1: Does the problem require lots of time and attention? That’s their specialty!
2: Need meds? Like psychiatrists in human medicine, vet behaviorists are experts in medical management of behavior conditions.
3: Not making progress? Then you should probably step up your game.
4: Uncommon issues? Behaviorists are well-versed in the strangest behavior-related conditions animals can suffer.
5: Considering re-homing or euthanasia? Then you should ideally have a pet evaluated by a true behavior expert. Maybe there’s hope!

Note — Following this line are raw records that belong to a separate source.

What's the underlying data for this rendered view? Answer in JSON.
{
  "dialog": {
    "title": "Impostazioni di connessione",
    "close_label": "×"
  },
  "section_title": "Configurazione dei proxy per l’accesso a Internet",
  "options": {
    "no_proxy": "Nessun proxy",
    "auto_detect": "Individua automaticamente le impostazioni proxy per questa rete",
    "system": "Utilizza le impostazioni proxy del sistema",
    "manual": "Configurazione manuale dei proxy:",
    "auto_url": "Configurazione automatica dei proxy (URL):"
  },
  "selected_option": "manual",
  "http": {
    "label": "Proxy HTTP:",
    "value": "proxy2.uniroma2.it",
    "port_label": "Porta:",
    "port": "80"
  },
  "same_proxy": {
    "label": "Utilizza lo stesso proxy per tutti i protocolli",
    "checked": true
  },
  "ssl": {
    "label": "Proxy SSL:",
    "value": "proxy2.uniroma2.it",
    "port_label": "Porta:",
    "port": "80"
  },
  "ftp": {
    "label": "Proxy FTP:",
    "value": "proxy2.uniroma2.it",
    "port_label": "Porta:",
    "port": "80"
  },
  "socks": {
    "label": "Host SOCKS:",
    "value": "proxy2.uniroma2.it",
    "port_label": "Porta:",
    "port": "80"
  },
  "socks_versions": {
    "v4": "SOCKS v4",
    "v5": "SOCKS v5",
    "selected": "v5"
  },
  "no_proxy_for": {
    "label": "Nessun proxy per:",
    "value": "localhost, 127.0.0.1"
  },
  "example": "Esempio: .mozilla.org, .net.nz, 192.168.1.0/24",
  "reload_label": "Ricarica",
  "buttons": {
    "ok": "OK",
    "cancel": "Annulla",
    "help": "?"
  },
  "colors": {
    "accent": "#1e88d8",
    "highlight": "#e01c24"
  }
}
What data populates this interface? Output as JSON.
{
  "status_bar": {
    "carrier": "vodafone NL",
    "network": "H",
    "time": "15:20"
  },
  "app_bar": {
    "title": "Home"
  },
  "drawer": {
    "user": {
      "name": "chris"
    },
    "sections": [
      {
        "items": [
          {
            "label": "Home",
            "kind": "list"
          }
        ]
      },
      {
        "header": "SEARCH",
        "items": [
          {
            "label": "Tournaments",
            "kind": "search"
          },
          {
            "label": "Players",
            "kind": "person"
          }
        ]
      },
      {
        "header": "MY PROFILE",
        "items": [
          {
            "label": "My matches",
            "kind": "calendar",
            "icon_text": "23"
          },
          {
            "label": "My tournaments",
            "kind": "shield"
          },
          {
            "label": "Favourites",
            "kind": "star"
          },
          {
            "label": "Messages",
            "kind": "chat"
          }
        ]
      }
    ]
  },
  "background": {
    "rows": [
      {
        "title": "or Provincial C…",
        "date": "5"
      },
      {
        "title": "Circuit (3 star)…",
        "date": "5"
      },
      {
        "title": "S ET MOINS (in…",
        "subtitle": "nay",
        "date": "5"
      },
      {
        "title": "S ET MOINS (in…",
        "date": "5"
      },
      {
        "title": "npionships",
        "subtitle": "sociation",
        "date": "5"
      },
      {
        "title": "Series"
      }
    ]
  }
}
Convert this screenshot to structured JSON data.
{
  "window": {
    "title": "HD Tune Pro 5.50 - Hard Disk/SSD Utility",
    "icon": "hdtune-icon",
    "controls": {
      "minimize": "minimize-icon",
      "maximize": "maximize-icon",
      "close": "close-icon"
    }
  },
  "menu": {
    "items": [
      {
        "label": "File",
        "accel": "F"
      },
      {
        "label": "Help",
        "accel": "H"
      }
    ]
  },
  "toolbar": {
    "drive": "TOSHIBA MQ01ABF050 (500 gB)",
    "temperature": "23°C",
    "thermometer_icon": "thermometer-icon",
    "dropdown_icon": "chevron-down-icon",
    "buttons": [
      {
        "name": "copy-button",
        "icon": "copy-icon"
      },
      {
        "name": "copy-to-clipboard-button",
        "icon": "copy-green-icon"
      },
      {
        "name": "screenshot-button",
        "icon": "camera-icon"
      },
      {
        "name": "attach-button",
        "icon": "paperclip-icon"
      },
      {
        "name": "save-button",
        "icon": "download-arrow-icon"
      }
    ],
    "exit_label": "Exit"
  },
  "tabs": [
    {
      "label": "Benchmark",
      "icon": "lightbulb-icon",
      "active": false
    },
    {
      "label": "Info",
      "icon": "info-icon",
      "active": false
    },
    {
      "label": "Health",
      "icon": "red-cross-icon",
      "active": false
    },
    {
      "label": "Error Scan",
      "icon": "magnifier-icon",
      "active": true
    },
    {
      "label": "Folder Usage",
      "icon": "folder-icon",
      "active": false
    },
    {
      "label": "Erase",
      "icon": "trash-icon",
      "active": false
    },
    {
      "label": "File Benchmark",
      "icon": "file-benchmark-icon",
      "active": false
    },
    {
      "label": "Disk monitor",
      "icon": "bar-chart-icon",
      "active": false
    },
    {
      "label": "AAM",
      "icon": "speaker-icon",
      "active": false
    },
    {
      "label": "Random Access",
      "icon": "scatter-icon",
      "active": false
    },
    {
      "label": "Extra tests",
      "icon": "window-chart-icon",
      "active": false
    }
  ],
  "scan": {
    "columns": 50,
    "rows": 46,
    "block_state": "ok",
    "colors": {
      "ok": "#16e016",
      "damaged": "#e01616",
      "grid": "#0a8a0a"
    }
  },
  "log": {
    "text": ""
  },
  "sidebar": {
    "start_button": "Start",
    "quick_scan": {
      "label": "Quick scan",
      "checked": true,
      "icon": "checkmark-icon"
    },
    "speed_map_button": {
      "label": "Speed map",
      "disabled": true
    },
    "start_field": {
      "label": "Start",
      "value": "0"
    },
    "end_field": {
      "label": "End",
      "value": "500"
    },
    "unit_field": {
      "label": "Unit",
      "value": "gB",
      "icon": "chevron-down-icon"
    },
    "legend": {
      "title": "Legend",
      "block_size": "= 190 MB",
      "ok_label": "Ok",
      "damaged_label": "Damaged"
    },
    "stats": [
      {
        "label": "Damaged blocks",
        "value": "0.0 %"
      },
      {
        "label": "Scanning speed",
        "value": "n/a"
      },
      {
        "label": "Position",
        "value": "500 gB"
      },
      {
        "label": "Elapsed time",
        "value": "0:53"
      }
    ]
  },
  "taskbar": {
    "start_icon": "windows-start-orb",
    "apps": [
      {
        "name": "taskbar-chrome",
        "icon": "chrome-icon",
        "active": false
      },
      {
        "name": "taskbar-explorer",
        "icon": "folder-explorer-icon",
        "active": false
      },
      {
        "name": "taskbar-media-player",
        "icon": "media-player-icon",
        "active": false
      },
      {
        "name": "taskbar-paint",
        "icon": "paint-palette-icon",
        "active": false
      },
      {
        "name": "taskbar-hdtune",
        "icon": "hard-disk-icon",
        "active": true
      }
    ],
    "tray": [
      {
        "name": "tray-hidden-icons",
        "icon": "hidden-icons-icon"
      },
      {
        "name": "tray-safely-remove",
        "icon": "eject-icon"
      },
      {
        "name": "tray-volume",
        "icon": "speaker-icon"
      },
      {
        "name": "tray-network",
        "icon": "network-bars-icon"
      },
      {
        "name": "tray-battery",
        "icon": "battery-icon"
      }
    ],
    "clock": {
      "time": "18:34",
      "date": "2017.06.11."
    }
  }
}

6: Injurious behavior? Aggression or self-trauma is serious enough to warrant expert treatment from someone who dedicates their career to behavior.
7: Quality of life issues? Deafness, blindness and old age are three issues with which a specialist might be able to make a unique difference.
8: Unsatisfied? Sometimes the answers or the recommendations that you get about your pet's behavior don't feel right or don't make sense to you.
Not sure where to find one? Check out the American College of Veterinary Behaviorists’ website at www.dacvb.org.
Dr. Patty Khuly has a veterinary practice at Sunset Animal Clinic in South Miami. Her website is drpattykhuly.com. Send questions to firstname.lastname@example.org.